My hon. Friend Mike Gapes brought to our debate his considerable experience as Chairman of the Foreign Affairs Committee. We look forward with interest to the publication of his Committee's report on Friday. He made the point that more media attention could justifiably be paid to the conflict in Sri Lanka. Perhaps the publication of the Committee's report will provide an opportunity for that greater media engagement.
In addition, some extremely astute and important interventions were made by my hon. Friends the Members for Ealing, North (Stephen Pound), for Islington, North (Jeremy Corbyn), for Sunderland, South (Mr. Mullin) and for Hayes and Harlington (John McDonnell), and by the hon. Members for Richmond Park (Susan Kramer), for Croydon, Central (Mr. Pelling) and for Enfield, Southgate (Mr. Burrowes).
I know that concern about what is happening in Sri Lanka goes beyond those hon. Members who have been able to attend today's debate. I have received representations from my hon. Friends the Members for Watford (Claire Ward), for Harrow, East (Mr. McNulty), for Brent, North (Barry Gardiner), for Brent, South (Ms Butler), and for Croydon, North (Malcolm Wicks). I also know that this debate will be noted widely across the UK by people in the Sri Lankan Tamil, Sinhalese and Muslim communities. I know from my own constituency of the profound concern about the situation in Sri Lanka.

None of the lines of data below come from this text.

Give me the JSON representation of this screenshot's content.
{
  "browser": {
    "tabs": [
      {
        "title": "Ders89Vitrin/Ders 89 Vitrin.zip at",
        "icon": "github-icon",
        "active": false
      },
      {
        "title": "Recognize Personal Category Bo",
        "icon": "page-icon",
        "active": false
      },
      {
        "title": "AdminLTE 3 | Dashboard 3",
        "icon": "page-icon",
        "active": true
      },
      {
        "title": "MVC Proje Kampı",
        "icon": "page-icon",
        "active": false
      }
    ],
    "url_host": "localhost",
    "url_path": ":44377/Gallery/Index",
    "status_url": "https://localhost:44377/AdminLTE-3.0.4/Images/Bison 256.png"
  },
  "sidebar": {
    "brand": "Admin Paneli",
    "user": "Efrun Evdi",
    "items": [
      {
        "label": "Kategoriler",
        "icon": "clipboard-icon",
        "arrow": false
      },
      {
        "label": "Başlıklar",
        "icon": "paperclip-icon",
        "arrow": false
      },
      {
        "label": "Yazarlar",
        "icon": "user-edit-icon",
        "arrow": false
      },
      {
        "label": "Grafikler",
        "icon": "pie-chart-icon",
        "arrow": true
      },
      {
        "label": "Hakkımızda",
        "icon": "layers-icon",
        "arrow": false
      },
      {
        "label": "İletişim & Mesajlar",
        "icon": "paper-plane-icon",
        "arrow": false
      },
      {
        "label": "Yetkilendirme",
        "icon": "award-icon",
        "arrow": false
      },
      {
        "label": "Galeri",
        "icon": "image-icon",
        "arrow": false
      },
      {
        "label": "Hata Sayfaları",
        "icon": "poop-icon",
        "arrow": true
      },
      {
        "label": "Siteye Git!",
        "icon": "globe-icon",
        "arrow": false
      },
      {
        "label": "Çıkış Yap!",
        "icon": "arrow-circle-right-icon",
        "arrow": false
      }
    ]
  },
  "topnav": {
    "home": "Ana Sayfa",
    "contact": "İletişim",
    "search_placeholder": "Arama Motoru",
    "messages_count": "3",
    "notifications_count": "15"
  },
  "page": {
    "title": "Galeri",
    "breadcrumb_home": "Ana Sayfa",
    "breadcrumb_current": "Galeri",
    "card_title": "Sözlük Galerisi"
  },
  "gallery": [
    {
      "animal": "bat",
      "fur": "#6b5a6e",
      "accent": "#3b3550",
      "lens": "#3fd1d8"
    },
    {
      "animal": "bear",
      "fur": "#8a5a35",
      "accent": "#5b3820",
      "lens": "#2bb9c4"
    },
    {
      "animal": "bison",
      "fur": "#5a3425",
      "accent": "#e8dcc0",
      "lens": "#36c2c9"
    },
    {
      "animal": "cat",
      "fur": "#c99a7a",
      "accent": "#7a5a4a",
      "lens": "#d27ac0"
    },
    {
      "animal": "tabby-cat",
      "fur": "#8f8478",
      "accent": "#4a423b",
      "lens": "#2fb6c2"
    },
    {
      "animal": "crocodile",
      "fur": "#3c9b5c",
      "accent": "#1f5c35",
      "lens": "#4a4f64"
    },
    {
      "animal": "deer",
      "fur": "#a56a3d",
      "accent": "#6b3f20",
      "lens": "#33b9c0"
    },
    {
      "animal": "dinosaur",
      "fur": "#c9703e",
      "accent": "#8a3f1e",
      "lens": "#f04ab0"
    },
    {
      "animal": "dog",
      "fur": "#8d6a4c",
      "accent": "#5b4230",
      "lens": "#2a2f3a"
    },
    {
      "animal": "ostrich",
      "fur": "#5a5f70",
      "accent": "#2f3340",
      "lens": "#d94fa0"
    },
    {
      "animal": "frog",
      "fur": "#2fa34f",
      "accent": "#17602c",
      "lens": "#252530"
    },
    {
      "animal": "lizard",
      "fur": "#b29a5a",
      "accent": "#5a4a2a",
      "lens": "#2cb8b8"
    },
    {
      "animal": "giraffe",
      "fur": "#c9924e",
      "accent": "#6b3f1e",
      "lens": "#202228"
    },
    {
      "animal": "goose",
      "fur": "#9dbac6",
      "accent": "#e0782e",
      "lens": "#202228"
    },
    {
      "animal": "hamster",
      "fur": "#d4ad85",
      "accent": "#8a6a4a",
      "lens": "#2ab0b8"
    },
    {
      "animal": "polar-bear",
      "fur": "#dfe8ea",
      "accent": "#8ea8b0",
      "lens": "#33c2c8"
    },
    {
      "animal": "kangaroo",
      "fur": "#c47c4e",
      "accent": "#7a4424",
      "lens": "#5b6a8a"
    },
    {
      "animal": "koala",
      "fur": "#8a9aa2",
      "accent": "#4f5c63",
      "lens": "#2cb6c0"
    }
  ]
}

I first had the privilege of visiting the country in October 2002, at a time of great hope in the peace process, when people were very optimistic about what was happening. I travelled to Jaffna, which must be one of the most beautifully sited cities in the world, in the company of a Tamil friend from my constituency, and I saw his tears at the scale of the devastation in the city where he grew up and was educated. Since then, and like many other hon. Members, I have heard about the frustration that many people from our Tamil, Muslim and Sinhalese communities feel about the situation in Sri Lanka. That frustration has to do with the prospects for peace, the worsening humanitarian situation and the impact that the conflict is having on development, human rights and on the recovery from the tsunami.
As my hon. Friend the Minister set out, the desire for peace and progress has to come from inside Sri Lanka itself. Our Prime Minister has made clear to President Rajapakse our willingness to help, and I hope that the House will agree that my hon. Friend's visits to the country, the discussions held by my right hon. Friend the Foreign Secretary and other Ministers with visiting Ministers from Sri Lanka, and the engagement of my right hon. Friend the Member for Torfaen show the extent of our commitment to help the people of Sri Lanka move forward. However, I repeat that the peace process must begin in Sri Lanka itself.

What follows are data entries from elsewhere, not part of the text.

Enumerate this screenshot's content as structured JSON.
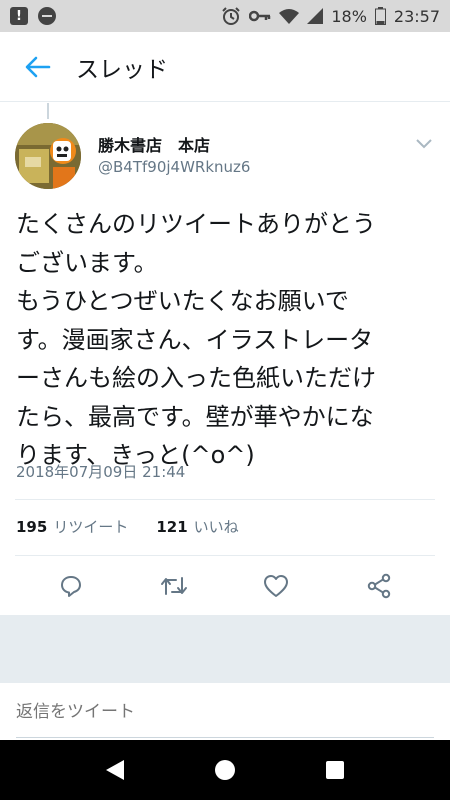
{
  "status_bar": {
    "battery_percent": "18%",
    "time": "23:57",
    "icons": [
      "alert-icon",
      "do-not-disturb-icon",
      "alarm-icon",
      "key-icon",
      "wifi-icon",
      "signal-icon",
      "battery-icon"
    ]
  },
  "header": {
    "back_icon": "arrow-left-icon",
    "title": "スレッド"
  },
  "tweet": {
    "author_name": "勝木書店　本店",
    "author_handle": "@B4Tf90j4WRknuz6",
    "text": "たくさんのリツイートありがとう\nございます。\nもうひとつぜいたくなお願いで\nす。漫画家さん、イラストレータ\nーさんも絵の入った色紙いただけ\nたら、最高です。壁が華やかにな\nります、きっと(^o^)",
    "timestamp": "2018年07月09日 21:44",
    "retweet_count": "195",
    "retweet_label": "リツイート",
    "like_count": "121",
    "like_label": "いいね"
  },
  "actions": [
    {
      "name": "reply-icon"
    },
    {
      "name": "retweet-icon"
    },
    {
      "name": "like-icon"
    },
    {
      "name": "share-icon"
    }
  ],
  "reply": {
    "placeholder": "返信をツイート"
  },
  "colors": {
    "accent": "#1da1f2",
    "secondary_text": "#657786",
    "divider": "#e6ecf0"
  }
}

All Governments, and especially democratically elected Governments, have the responsibility for defending their countries against terrorism. The Sri Lankan Government are no exception, although they also face the considerable challenge of delivering a peace settlement that will meet the aspirations of all Sri Lanka's different groups.
The last time that the House had the opportunity to reflect on the situation in Sri Lanka as we have done today was in the aftermath of the tsunami. At the time, there was considerable concern about the scale of the displacement and loss of life that had taken place. In today's debate, we have heard about the continued concern in the period since the tsunami, so I will set out in some detail what my Department and the Government more generally have been able to do in response.